Employers generally want to provide health insurance for their employees, Fish-Parcham says, because they know healthy employees are good workers, and employees hunt for jobs based on benefit offerings.
“All those incentives to provide insurance will still be there,” Fish-Parcham says.
How can employees prepare for the changes?
Workers can do a few things to try to prepare themselves for changes under health care reform, experts say.
• Talk with your boss now about how much you value health insurance, Fish-Parcham says. If you took your job partly because of the benefits, let your employer know that.
• If you have health insurance that you’d like to keep, don’t make any changes to your plan, Bach says. Certain health care plans will be grandfathered into the new health care reform law, she says, meaning that people who like their coverage can keep the plan they have.

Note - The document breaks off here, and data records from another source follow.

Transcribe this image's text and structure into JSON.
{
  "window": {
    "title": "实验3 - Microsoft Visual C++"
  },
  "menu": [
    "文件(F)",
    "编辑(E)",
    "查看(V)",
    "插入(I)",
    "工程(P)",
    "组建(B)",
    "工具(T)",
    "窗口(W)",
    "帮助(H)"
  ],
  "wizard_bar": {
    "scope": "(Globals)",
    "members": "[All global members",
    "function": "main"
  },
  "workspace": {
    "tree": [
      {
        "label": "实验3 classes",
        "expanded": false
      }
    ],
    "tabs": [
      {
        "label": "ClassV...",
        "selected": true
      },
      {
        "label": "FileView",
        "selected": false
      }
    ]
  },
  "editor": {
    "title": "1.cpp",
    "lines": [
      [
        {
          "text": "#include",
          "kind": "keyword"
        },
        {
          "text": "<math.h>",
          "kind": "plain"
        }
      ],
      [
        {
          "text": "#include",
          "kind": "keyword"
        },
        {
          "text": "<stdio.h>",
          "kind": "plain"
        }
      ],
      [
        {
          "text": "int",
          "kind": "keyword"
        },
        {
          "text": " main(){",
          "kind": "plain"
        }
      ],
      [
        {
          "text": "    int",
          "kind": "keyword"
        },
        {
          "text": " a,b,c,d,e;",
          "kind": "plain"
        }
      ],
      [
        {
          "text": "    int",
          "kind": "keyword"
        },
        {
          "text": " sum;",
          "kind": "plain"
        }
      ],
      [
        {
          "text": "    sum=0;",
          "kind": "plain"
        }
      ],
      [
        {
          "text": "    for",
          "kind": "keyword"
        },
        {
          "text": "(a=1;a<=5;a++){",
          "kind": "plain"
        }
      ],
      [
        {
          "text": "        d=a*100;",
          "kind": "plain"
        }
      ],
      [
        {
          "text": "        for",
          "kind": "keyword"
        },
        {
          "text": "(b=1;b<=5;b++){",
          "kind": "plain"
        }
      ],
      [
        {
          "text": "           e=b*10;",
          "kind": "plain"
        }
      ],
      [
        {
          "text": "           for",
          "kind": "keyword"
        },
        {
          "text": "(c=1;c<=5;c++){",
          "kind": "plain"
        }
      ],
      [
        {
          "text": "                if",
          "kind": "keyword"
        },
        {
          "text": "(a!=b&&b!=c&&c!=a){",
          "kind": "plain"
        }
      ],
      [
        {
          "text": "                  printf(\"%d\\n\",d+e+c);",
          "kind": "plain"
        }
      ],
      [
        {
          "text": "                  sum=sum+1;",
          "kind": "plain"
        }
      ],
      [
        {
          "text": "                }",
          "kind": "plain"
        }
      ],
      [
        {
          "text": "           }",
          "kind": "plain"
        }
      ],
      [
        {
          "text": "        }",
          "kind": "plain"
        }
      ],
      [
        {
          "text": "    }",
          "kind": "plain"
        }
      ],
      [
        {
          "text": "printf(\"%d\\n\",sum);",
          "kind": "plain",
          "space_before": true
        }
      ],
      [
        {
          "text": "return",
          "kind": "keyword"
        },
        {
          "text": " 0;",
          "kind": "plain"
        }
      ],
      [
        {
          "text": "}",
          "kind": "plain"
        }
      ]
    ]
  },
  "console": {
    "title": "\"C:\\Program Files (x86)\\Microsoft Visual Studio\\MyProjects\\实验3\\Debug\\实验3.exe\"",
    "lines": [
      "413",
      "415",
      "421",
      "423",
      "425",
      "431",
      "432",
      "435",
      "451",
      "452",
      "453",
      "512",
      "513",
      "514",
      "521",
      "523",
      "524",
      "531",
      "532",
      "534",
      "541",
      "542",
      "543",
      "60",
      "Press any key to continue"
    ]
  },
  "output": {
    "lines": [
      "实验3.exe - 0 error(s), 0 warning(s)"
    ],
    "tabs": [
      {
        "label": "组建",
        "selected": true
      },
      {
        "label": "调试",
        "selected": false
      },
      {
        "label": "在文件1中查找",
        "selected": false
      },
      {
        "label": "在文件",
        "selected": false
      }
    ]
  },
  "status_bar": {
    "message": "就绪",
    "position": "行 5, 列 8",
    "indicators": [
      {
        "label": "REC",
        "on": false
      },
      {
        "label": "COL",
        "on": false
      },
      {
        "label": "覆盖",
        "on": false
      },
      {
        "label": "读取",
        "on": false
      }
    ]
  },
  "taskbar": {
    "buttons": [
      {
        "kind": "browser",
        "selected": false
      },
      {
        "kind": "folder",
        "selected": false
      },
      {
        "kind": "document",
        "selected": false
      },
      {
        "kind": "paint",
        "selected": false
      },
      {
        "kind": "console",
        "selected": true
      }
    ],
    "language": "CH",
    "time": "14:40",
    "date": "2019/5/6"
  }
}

However, according to HealthCare.gov, that also means plans that existed before March 23, 2010, are exempt from some requirements of the new law. For example, these plans do not have to provide free preventive care, such as routine checkups. “If you like your plan, now is not best time to make changes,” she says.
• Make sure you keep copies of benefits materials you get from your employer and health insurer in a safe place, Bach says. It’s a good idea to have detailed records of your benefits in case any changes or snafus crop up as health care reform rolls out.
• Learn your rights and your employer’s responsibilities by visiting HealthCare.gov, a website maintained by the U.S. Department of Health and Human Services. “It’s an excellent, very user-friendly site,” Bach says.
• Realize that if your employer tries to skirt the law, you’ll be able to take action, Bach says. Because specifics are being worked out, it’s not clear exactly which government agency will take complaints or how such reports will be handled, experts say.